(1) the communicating provision, commonly known as street solicitation, in s. 213(1)(c), was upheld as being constitutional;
(2) the “living on the avails” provision, commonly known as “pimping”, in s. 212(1)(j) was found to be unconstitutional. To remedy this, the court read in words to clarify that the prohibition applies only to those who do so “in circumstances of exploitation”; this to take effect within 30 days;
(3) the “common bawdy-house” provision in s. 210 was found to be unconstitutional. To remedy this, the court struck “prostitution” from the definition of “common bawdy-house” and suspended its decision for twelve months to give Parliament opportunity to draft a new “Charter-compliant” bawdy-house provision.
Christian Legal Fellowship (CLF) intervened in the case at both court levels in order to protect vulnerable individuals who may find themselves forced into prostitution.
“We are pleased the court has taken a strong position against street solicitation,” states Ruth Ross, CLF Executive Director and General Legal Counsel. “In so doing, the court has affirmed that the lower court was bound by the 1990 Prostitution Reference which upheld street solicitation as a reasonable limit on the right to freedom of expression under s. 2(b) of the Charter.”
With respect to the Court of Appeal’s decision as a whole, CLF is disappointed in the decision, which ignores Parliament’s disapprobation of prostitution and the harms it causes both to prostitutes and our communities. Still, there are some positive aspects to the decision. The court did not strike down the “living on the avails” provision in its entirety but instead recognized its importance in protecting those who are exploited by prostitution. Further, the Court of Appeal acknowledged that “prostitution is a controversial topic, one that provokes heated and heartfelt debate about morality, equality, personal autonomy and public safety”; it is not the court’s role to engage in that debate. The court also recognized the need for a robust application of stare decisis which it stated was particularly important in the context of Charter litigation.
At this time, it remains uncertain whether the Attorneys General will appeal. CLF is open to the possibility of participating in a Supreme Court of Canada appeal with its intervention partners should the Attorneys-General pursue this option. In the meantime, the Christian Legal Fellowship encourages Parliament to consider all options open to it, including the possibility of new legislation that protects the vulnerable while complying with the requirements of the Charter.
The majority of the court, comprised of Justices Rosenberg, Doherty, and Feldman, extended the stay of the lower court’s decision for 30 days from the date of the release of these reasons so that all parties may consider their positions.

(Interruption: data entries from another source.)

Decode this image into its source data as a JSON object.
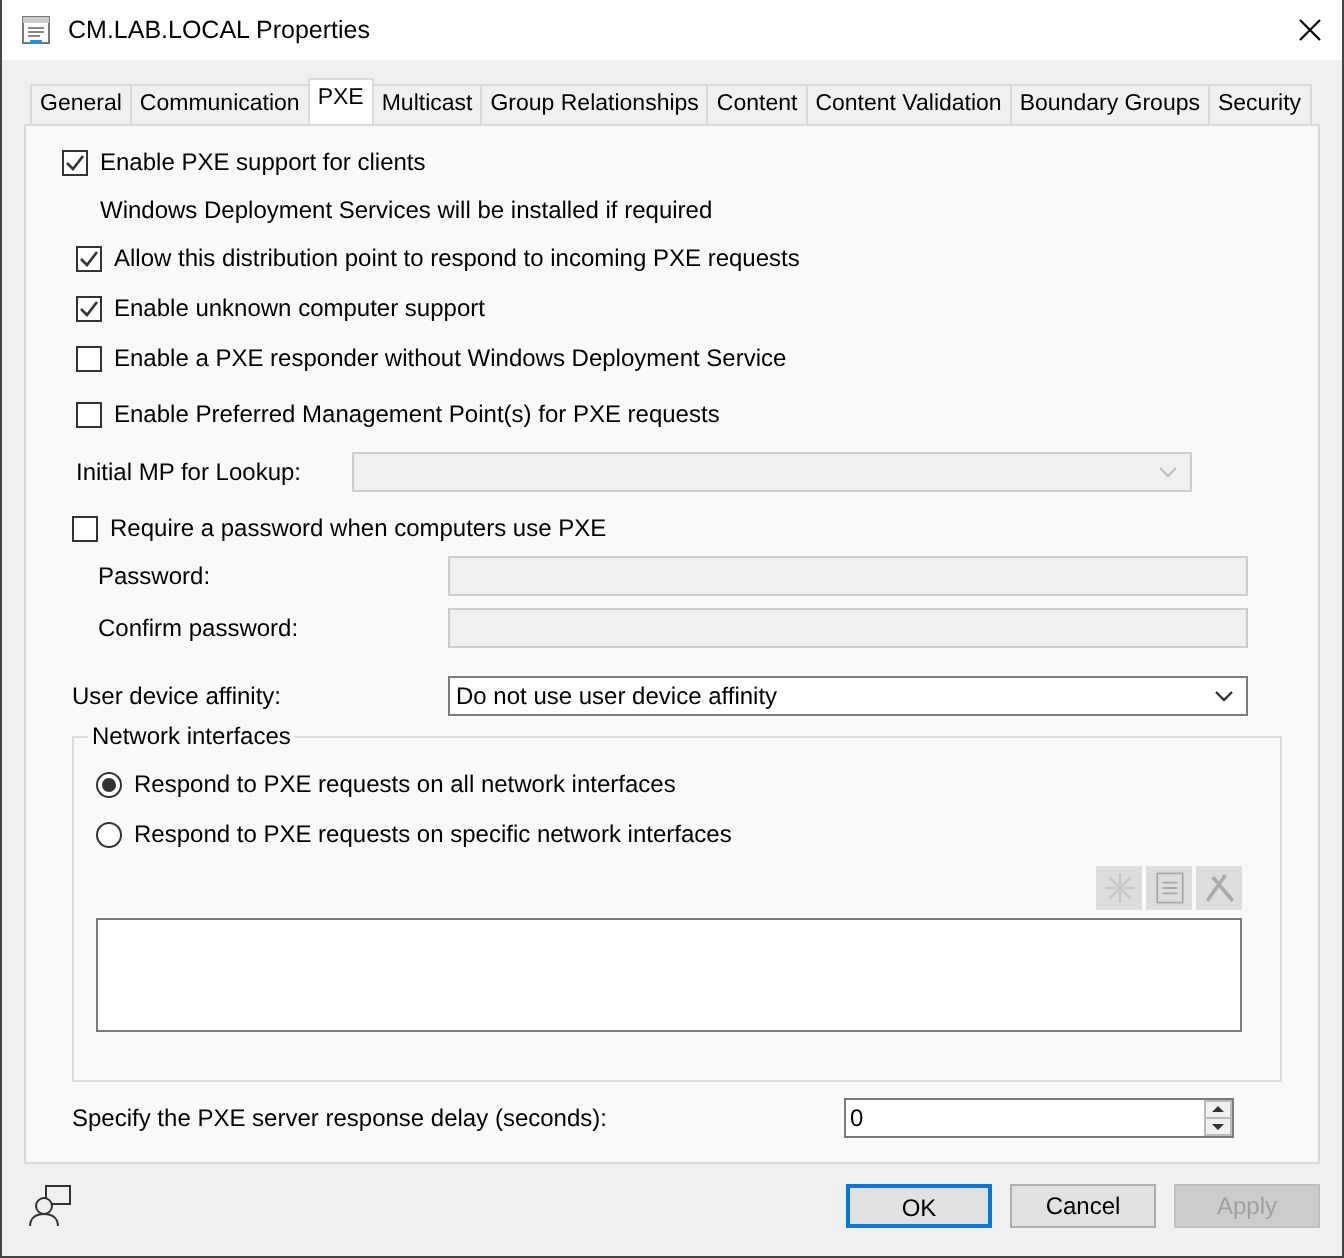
{
  "window": {
    "title": "CM.LAB.LOCAL Properties"
  },
  "tabs": [
    {
      "label": "General",
      "selected": false
    },
    {
      "label": "Communication",
      "selected": false
    },
    {
      "label": "PXE",
      "selected": true
    },
    {
      "label": "Multicast",
      "selected": false
    },
    {
      "label": "Group Relationships",
      "selected": false
    },
    {
      "label": "Content",
      "selected": false
    },
    {
      "label": "Content Validation",
      "selected": false
    },
    {
      "label": "Boundary Groups",
      "selected": false
    },
    {
      "label": "Security",
      "selected": false
    }
  ],
  "pxe": {
    "enable": {
      "label": "Enable PXE support for clients",
      "checked": true
    },
    "note": "Windows Deployment Services will be installed if required",
    "options": [
      {
        "label": "Allow this distribution point to respond to incoming PXE requests",
        "checked": true
      },
      {
        "label": "Enable unknown computer support",
        "checked": true
      },
      {
        "label": "Enable a PXE responder without Windows Deployment Service",
        "checked": false
      },
      {
        "label": "Enable Preferred Management Point(s) for PXE requests",
        "checked": false
      }
    ],
    "initial_mp": {
      "label": "Initial MP for Lookup:",
      "disabled": true
    },
    "require_password": {
      "label": "Require a password when computers use PXE",
      "checked": false
    },
    "password_fields": [
      {
        "label": "Password:",
        "disabled": true
      },
      {
        "label": "Confirm password:",
        "disabled": true
      }
    ],
    "affinity": {
      "label": "User device affinity:",
      "value": "Do not use user device affinity"
    },
    "network_interfaces": {
      "title": "Network interfaces",
      "choices": [
        {
          "label": "Respond to PXE requests on all network interfaces",
          "selected": true
        },
        {
          "label": "Respond to PXE requests on specific network interfaces",
          "selected": false
        }
      ]
    },
    "delay": {
      "label": "Specify the PXE server response delay (seconds):",
      "value": "0"
    }
  },
  "buttons": [
    {
      "label": "OK",
      "kind": "default",
      "disabled": false
    },
    {
      "label": "Cancel",
      "kind": "normal",
      "disabled": false
    },
    {
      "label": "Apply",
      "kind": "normal",
      "disabled": true
    }
  ]
}
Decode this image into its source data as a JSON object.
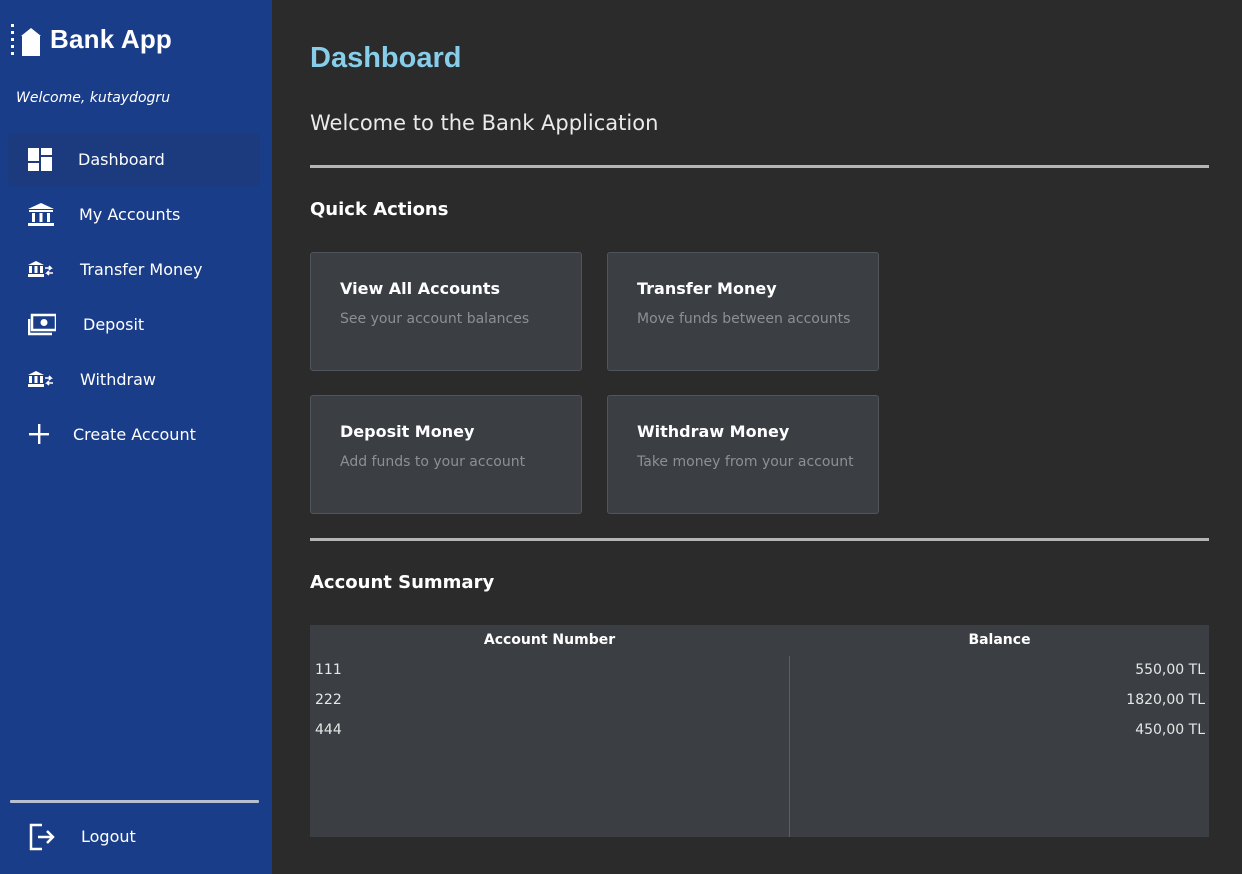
{
  "sidebar": {
    "app_title": "Bank App",
    "welcome": "Welcome, kutaydogru",
    "items": [
      {
        "label": "Dashboard",
        "icon": "dashboard-icon",
        "active": true
      },
      {
        "label": "My Accounts",
        "icon": "bank-icon"
      },
      {
        "label": "Transfer Money",
        "icon": "transfer-icon"
      },
      {
        "label": "Deposit",
        "icon": "money-icon"
      },
      {
        "label": "Withdraw",
        "icon": "withdraw-icon"
      },
      {
        "label": "Create Account",
        "icon": "plus-icon"
      }
    ],
    "logout_label": "Logout"
  },
  "main": {
    "title": "Dashboard",
    "subtitle": "Welcome to the Bank Application",
    "quick_actions_title": "Quick Actions",
    "cards": [
      {
        "title": "View All Accounts",
        "desc": "See your account balances"
      },
      {
        "title": "Transfer Money",
        "desc": "Move funds between accounts"
      },
      {
        "title": "Deposit Money",
        "desc": "Add funds to your account"
      },
      {
        "title": "Withdraw Money",
        "desc": "Take money from your account"
      }
    ],
    "summary_title": "Account Summary",
    "table": {
      "headers": [
        "Account Number",
        "Balance"
      ],
      "rows": [
        {
          "account": "111",
          "balance": "550,00 TL"
        },
        {
          "account": "222",
          "balance": "1820,00 TL"
        },
        {
          "account": "444",
          "balance": "450,00 TL"
        }
      ]
    }
  },
  "colors": {
    "sidebar_bg": "#1a3d8a",
    "main_bg": "#2b2b2b",
    "title_accent": "#87ceeb",
    "card_bg": "#3b3f43"
  }
}
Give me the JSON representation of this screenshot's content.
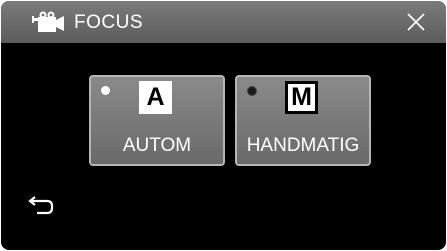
{
  "header": {
    "title": "FOCUS",
    "mode_icon": "video-camera-icon",
    "close_icon": "close-icon"
  },
  "options": [
    {
      "badge": "A",
      "label": "AUTOM",
      "selected": true
    },
    {
      "badge": "M",
      "label": "HANDMATIG",
      "selected": false
    }
  ],
  "footer": {
    "back_icon": "return-arrow-icon"
  },
  "colors": {
    "screen_bg": "#000000",
    "header_bg": "#6b6b6b",
    "button_bg": "#7a7a7a",
    "button_border": "#b5b5b5",
    "text": "#ffffff"
  }
}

The case, first heard October 2009, was brought by three sex workers on the grounds that the Criminal Code provisions against operating a bawdy house, living off the avails of prostitution, or communicating for the purposes of prostitution violated s. 7 of the Charter of Rights and Freedoms. On September 28, 2010, Justice Himel of the Superior Court of Ontario struck down the Criminal Code provisions as unconstitutional holding that they infringe ss. 2(b) and 7 the Charter in a manner that can not be justified in a free and democratic society, essentially because they put the safety of sex workers at risk.
Christian Legal Fellowship, the Catholic Civil Rights League, and REAL Women of Canada (the interveners) filed a joint submission requesting the Criminal Code provisions be upheld, presenting evidence explaining Canada’s historic and longstanding position against prostitution, and revealing the importance of these provisions in maintaining Canada’s moral and social fabric. Although morality was in issue in the proceeding, no other party, including the other approved interveners, brought this perspective to the matter. The Ontario Court of Appeal heard arguments in mid-June, 2011.
The interveners were represented by Robert W. Staley, Derek J. Bell and Ranjan K. Agarwal, all of Bennett Jones LLP.